Philip Glass Orphée

Philip Glass: Orphée
English National Opera, Geoffrey Paterson
The Coliseum, 15 November 2019

The last of English National Opera’s quartet of operas based on the Orpheus myth was Philip Glass’s 1991 Orphée. As was apparent with the three earlier operas, the story of Orpheus, like all such myths, are open to many different interpretations. Glass used Jean Cocteau’s 1950 film Orphée as the basis for his opera, setting the text of the film to music. Both Cocteau and Glass approached their pieces after the death of close friends/partners, and their telling of the myth hovers between the world of the living and the dead, revealing the perils of artistic self-obsession and immortality. Continue reading

Liszt: Une Divine Tragédie

 Liszt: Une Divine Tragédie
Thomas Ospital, organ
Editions Hortus: 149. 67’16

Orphée (transcription: Louis Robilliard)
Fantaisie et Fugue Ad nos, ad salutarem undam
Funérailles (transcription: Louis Robilliard)
Am Grabe Richard Wagners
Consolation IV

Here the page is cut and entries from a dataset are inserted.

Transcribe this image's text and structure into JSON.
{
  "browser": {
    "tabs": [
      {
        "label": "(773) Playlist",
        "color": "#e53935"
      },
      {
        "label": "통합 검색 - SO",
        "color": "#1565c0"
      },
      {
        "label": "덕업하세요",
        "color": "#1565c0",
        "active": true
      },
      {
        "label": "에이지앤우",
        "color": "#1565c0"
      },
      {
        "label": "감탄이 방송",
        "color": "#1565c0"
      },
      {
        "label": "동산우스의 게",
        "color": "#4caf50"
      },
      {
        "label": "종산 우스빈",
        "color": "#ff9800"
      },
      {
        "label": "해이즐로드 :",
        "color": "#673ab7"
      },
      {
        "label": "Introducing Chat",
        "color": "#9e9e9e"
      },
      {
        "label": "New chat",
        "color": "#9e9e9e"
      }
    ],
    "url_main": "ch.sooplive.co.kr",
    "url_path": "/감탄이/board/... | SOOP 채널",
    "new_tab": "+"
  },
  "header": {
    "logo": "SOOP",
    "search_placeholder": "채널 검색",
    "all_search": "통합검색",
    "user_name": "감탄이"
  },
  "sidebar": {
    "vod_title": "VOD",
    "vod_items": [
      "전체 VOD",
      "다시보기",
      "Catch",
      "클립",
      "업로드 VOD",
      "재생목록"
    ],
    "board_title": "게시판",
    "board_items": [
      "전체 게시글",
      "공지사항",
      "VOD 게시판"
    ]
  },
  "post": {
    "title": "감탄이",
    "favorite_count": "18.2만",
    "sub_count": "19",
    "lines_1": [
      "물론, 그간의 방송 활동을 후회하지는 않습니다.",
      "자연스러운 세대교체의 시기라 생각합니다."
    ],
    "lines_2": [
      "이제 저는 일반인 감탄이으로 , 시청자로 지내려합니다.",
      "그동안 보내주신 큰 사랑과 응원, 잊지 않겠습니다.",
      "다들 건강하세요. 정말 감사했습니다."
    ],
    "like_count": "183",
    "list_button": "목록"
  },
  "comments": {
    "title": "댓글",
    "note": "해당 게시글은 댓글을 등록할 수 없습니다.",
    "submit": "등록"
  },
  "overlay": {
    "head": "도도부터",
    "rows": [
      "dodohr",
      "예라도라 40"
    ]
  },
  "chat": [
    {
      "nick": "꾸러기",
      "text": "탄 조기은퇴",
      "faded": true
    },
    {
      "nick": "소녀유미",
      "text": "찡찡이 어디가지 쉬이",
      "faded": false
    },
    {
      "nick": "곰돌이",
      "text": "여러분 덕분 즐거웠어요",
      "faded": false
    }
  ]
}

According to the programme notes, this recording takes the form of a ‘mini-opera’ (or Divine Tragedy), centred around Liszt’s monumental Ad nos, ad salutarem undam. The other four pieces on the CD, two of them modern transcriptions for organ, frame Ad nos, creating a wordless story that may (or may not) be based on the opening transcription (by Louis Robilliard) of Orphée. This arch-form piece introduces us to the concept of performing Liszt on a French, rather than German romantic organ, including an unusual cinema organ effect in the Molti più lento section. The organ is the 1989 van den Heuvel organ in the church of Saint-Eustache, Paris, an enormous instrument built in the grand tradition of the 19th-century French symphonic organ combined with many elements of the 20th-century neo-baroque that so influenced later French music from Messiaen to the then Titular Organist, Jean Guillou. A complex set of electronic wizardry was added in 2010, creating new interpretational and registration possibilities. Unfortunately, the CD includes practically no information about the organ, but it is readily available online. Continue reading